INSTRUCTIONS FOR THE TASK. Repeat the listing word for word. No pictures belong in the copy.

GIVEN RECORDS.

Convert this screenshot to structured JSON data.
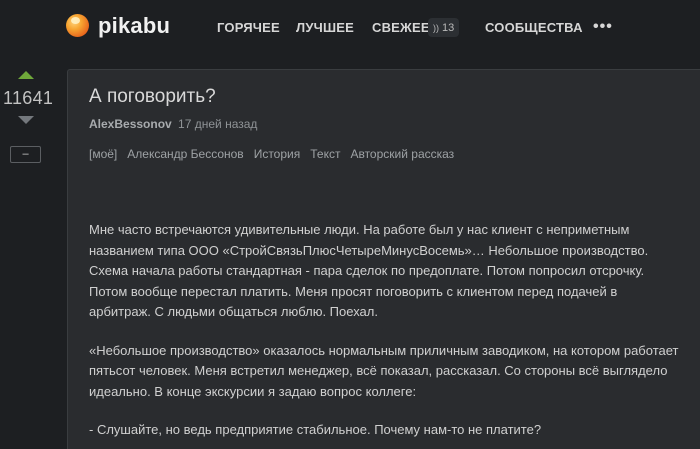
{
  "header": {
    "logo_text": "pikabu",
    "nav": {
      "hot": "ГОРЯЧЕЕ",
      "best": "ЛУЧШЕЕ",
      "fresh": "СВЕЖЕЕ",
      "fresh_count": "13",
      "communities": "СООБЩЕСТВА",
      "more": "•••"
    }
  },
  "post": {
    "rating": "11641",
    "collapse_label": "–",
    "title": "А поговорить?",
    "author": "AlexBessonov",
    "time": "17 дней назад",
    "tags": [
      "[моё]",
      "Александр Бессонов",
      "История",
      "Текст",
      "Авторский рассказ"
    ],
    "paragraphs": [
      "Мне часто встречаются удивительные люди. На работе был у нас клиент с неприметным названием типа ООО «СтройСвязьПлюсЧетыреМинусВосемь»… Небольшое производство. Схема начала работы стандартная - пара сделок по предоплате. Потом попросил отсрочку. Потом вообще перестал платить. Меня просят поговорить с клиентом перед подачей в арбитраж. С людьми общаться люблю. Поехал.",
      "«Небольшое производство» оказалось нормальным приличным заводиком, на котором работает пятьсот человек. Меня встретил менеджер, всё показал, рассказал. Со стороны всё выглядело идеально. В конце экскурсии я задаю вопрос коллеге:",
      "- Слушайте, но ведь предприятие стабильное. Почему нам-то не платите?"
    ]
  },
  "colors": {
    "background": "#1d1f22",
    "card": "#2a2c2f",
    "upvote": "#6fa83a",
    "logo_orange": "#f7a531"
  }
}
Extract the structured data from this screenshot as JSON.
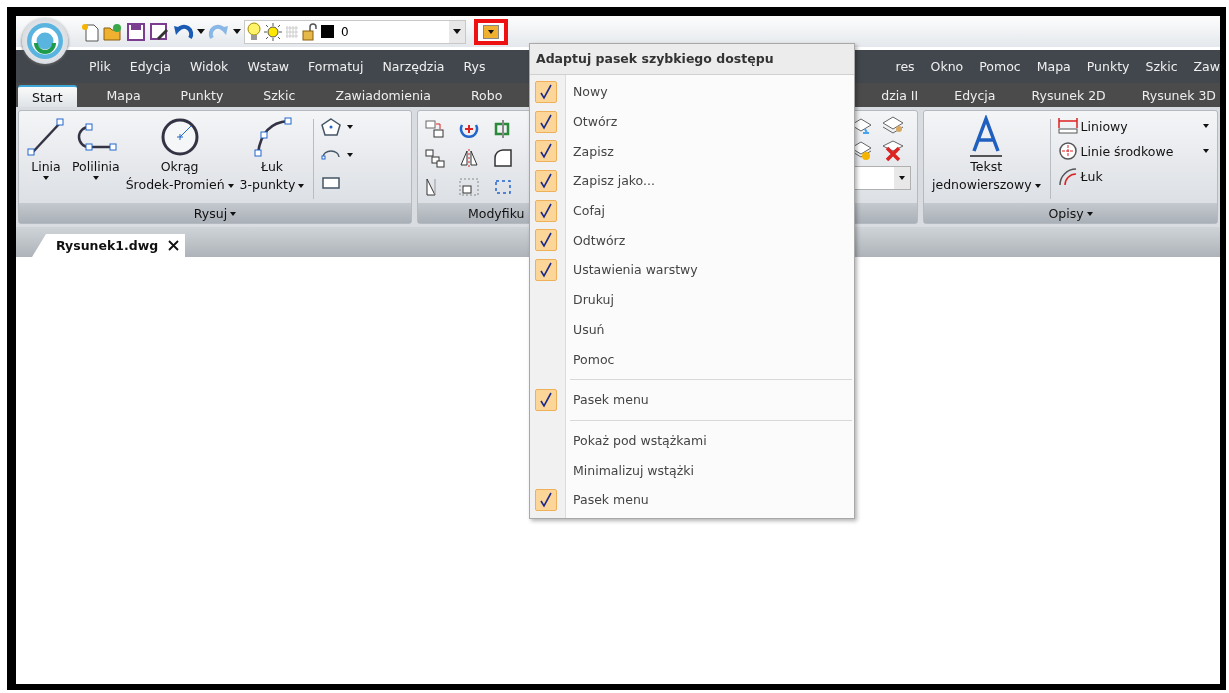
{
  "quick_access": {
    "layer_name": "0"
  },
  "menu_bar": {
    "left": [
      "Plik",
      "Edycja",
      "Widok",
      "Wstaw",
      "Formatuj",
      "Narzędzia",
      "Rys"
    ],
    "right": [
      "res",
      "Okno",
      "Pomoc",
      "Mapa",
      "Punkty",
      "Szkic",
      "Zaw"
    ]
  },
  "ribbon_tabs": {
    "left": [
      {
        "label": "Start",
        "selected": true
      },
      {
        "label": "Mapa",
        "selected": false
      },
      {
        "label": "Punkty",
        "selected": false
      },
      {
        "label": "Szkic",
        "selected": false
      },
      {
        "label": "Zawiadomienia",
        "selected": false
      },
      {
        "label": "Robo",
        "selected": false
      }
    ],
    "right": [
      {
        "label": "dzia II",
        "selected": false
      },
      {
        "label": "Edycja",
        "selected": false
      },
      {
        "label": "Rysunek 2D",
        "selected": false
      },
      {
        "label": "Rysunek 3D",
        "selected": false
      }
    ]
  },
  "draw_panel": {
    "title": "Rysuj",
    "tools": [
      {
        "kind": "line",
        "lines": [
          "Linia"
        ]
      },
      {
        "kind": "polyline",
        "lines": [
          "Polilinia"
        ]
      },
      {
        "kind": "circle",
        "lines": [
          "Okrąg",
          "Środek-Promień"
        ]
      },
      {
        "kind": "arc",
        "lines": [
          "Łuk",
          "3-punkty"
        ]
      }
    ]
  },
  "modify_panel": {
    "title": "Modyfiku"
  },
  "annotate_panel": {
    "title": "Opisy",
    "text_tool": [
      "Tekst",
      "jednowierszowy"
    ],
    "tools": [
      {
        "kind": "linear",
        "label": "Liniowy",
        "dropdown": true
      },
      {
        "kind": "centerline",
        "label": "Linie środkowe",
        "dropdown": true
      },
      {
        "kind": "arc",
        "label": "Łuk",
        "dropdown": false
      }
    ]
  },
  "document_tabs": [
    {
      "label": "Rysunek1.dwg"
    }
  ],
  "popup_menu": {
    "title": "Adaptuj pasek szybkiego dostępu",
    "items": [
      {
        "kind": "item",
        "label": "Nowy",
        "checked": true
      },
      {
        "kind": "item",
        "label": "Otwórz",
        "checked": true
      },
      {
        "kind": "item",
        "label": "Zapisz",
        "checked": true
      },
      {
        "kind": "item",
        "label": "Zapisz jako...",
        "checked": true
      },
      {
        "kind": "item",
        "label": "Cofaj",
        "checked": true
      },
      {
        "kind": "item",
        "label": "Odtwórz",
        "checked": true
      },
      {
        "kind": "item",
        "label": "Ustawienia warstwy",
        "checked": true
      },
      {
        "kind": "item",
        "label": "Drukuj",
        "checked": false
      },
      {
        "kind": "item",
        "label": "Usuń",
        "checked": false
      },
      {
        "kind": "item",
        "label": "Pomoc",
        "checked": false
      },
      {
        "kind": "separator"
      },
      {
        "kind": "item",
        "label": "Pasek menu",
        "checked": true
      },
      {
        "kind": "separator"
      },
      {
        "kind": "item",
        "label": "Pokaż pod wstążkami",
        "checked": false
      },
      {
        "kind": "item",
        "label": "Minimalizuj wstążki",
        "checked": false
      },
      {
        "kind": "item",
        "label": "Pasek menu",
        "checked": true
      }
    ]
  }
}
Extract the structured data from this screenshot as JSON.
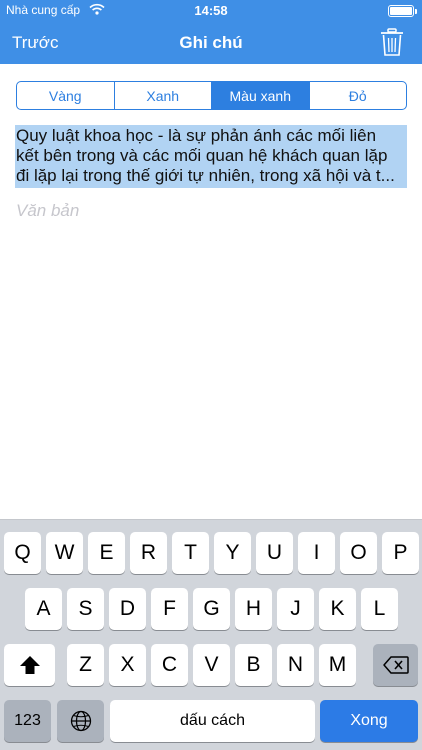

EXPECTED OUTPUT.
Convert this screenshot to structured JSON data.
{
  "header": {
    "logo_text": "pikabu",
    "nav": {
      "hot": "ГОРЯЧЕЕ",
      "best": "ЛУЧШЕЕ",
      "fresh": "СВЕЖЕЕ",
      "fresh_count": "13",
      "communities": "СООБЩЕСТВА",
      "more": "•••"
    }
  },
  "post": {
    "rating": "11641",
    "collapse_label": "–",
    "title": "А поговорить?",
    "author": "AlexBessonov",
    "time": "17 дней назад",
    "tags": [
      "[моё]",
      "Александр Бессонов",
      "История",
      "Текст",
      "Авторский рассказ"
    ],
    "paragraphs": [
      "Мне часто встречаются удивительные люди. На работе был у нас клиент с неприметным названием типа ООО «СтройСвязьПлюсЧетыреМинусВосемь»… Небольшое производство. Схема начала работы стандартная - пара сделок по предоплате. Потом попросил отсрочку. Потом вообще перестал платить. Меня просят поговорить с клиентом перед подачей в арбитраж. С людьми общаться люблю. Поехал.",
      "«Небольшое производство» оказалось нормальным приличным заводиком, на котором работает пятьсот человек. Меня встретил менеджер, всё показал, рассказал. Со стороны всё выглядело идеально. В конце экскурсии я задаю вопрос коллеге:",
      "- Слушайте, но ведь предприятие стабильное. Почему нам-то не платите?"
    ]
  },
  "colors": {
    "background": "#1d1f22",
    "card": "#2a2c2f",
    "upvote": "#6fa83a",
    "logo_orange": "#f7a531"
  }
}
Extract the structured data from this screenshot as JSON.
{
  "quick_access": {
    "layer_name": "0"
  },
  "menu_bar": {
    "left": [
      "Plik",
      "Edycja",
      "Widok",
      "Wstaw",
      "Formatuj",
      "Narzędzia",
      "Rys"
    ],
    "right": [
      "res",
      "Okno",
      "Pomoc",
      "Mapa",
      "Punkty",
      "Szkic",
      "Zaw"
    ]
  },
  "ribbon_tabs": {
    "left": [
      {
        "label": "Start",
        "selected": true
      },
      {
        "label": "Mapa",
        "selected": false
      },
      {
        "label": "Punkty",
        "selected": false
      },
      {
        "label": "Szkic",
        "selected": false
      },
      {
        "label": "Zawiadomienia",
        "selected": false
      },
      {
        "label": "Robo",
        "selected": false
      }
    ],
    "right": [
      {
        "label": "dzia II",
        "selected": false
      },
      {
        "label": "Edycja",
        "selected": false
      },
      {
        "label": "Rysunek 2D",
        "selected": false
      },
      {
        "label": "Rysunek 3D",
        "selected": false
      }
    ]
  },
  "draw_panel": {
    "title": "Rysuj",
    "tools": [
      {
        "kind": "line",
        "lines": [
          "Linia"
        ]
      },
      {
        "kind": "polyline",
        "lines": [
          "Polilinia"
        ]
      },
      {
        "kind": "circle",
        "lines": [
          "Okrąg",
          "Środek-Promień"
        ]
      },
      {
        "kind": "arc",
        "lines": [
          "Łuk",
          "3-punkty"
        ]
      }
    ]
  },
  "modify_panel": {
    "title": "Modyfiku"
  },
  "annotate_panel": {
    "title": "Opisy",
    "text_tool": [
      "Tekst",
      "jednowierszowy"
    ],
    "tools": [
      {
        "kind": "linear",
        "label": "Liniowy",
        "dropdown": true
      },
      {
        "kind": "centerline",
        "label": "Linie środkowe",
        "dropdown": true
      },
      {
        "kind": "arc",
        "label": "Łuk",
        "dropdown": false
      }
    ]
  },
  "document_tabs": [
    {
      "label": "Rysunek1.dwg"
    }
  ],
  "popup_menu": {
    "title": "Adaptuj pasek szybkiego dostępu",
    "items": [
      {
        "kind": "item",
        "label": "Nowy",
        "checked": true
      },
      {
        "kind": "item",
        "label": "Otwórz",
        "checked": true
      },
      {
        "kind": "item",
        "label": "Zapisz",
        "checked": true
      },
      {
        "kind": "item",
        "label": "Zapisz jako...",
        "checked": true
      },
      {
        "kind": "item",
        "label": "Cofaj",
        "checked": true
      },
      {
        "kind": "item",
        "label": "Odtwórz",
        "checked": true
      },
      {
        "kind": "item",
        "label": "Ustawienia warstwy",
        "checked": true
      },
      {
        "kind": "item",
        "label": "Drukuj",
        "checked": false
      },
      {
        "kind": "item",
        "label": "Usuń",
        "checked": false
      },
      {
        "kind": "item",
        "label": "Pomoc",
        "checked": false
      },
      {
        "kind": "separator"
      },
      {
        "kind": "item",
        "label": "Pasek menu",
        "checked": true
      },
      {
        "kind": "separator"
      },
      {
        "kind": "item",
        "label": "Pokaż pod wstążkami",
        "checked": false
      },
      {
        "kind": "item",
        "label": "Minimalizuj wstążki",
        "checked": false
      },
      {
        "kind": "item",
        "label": "Pasek menu",
        "checked": true
      }
    ]
  }
}
Extract the structured data from this screenshot as JSON.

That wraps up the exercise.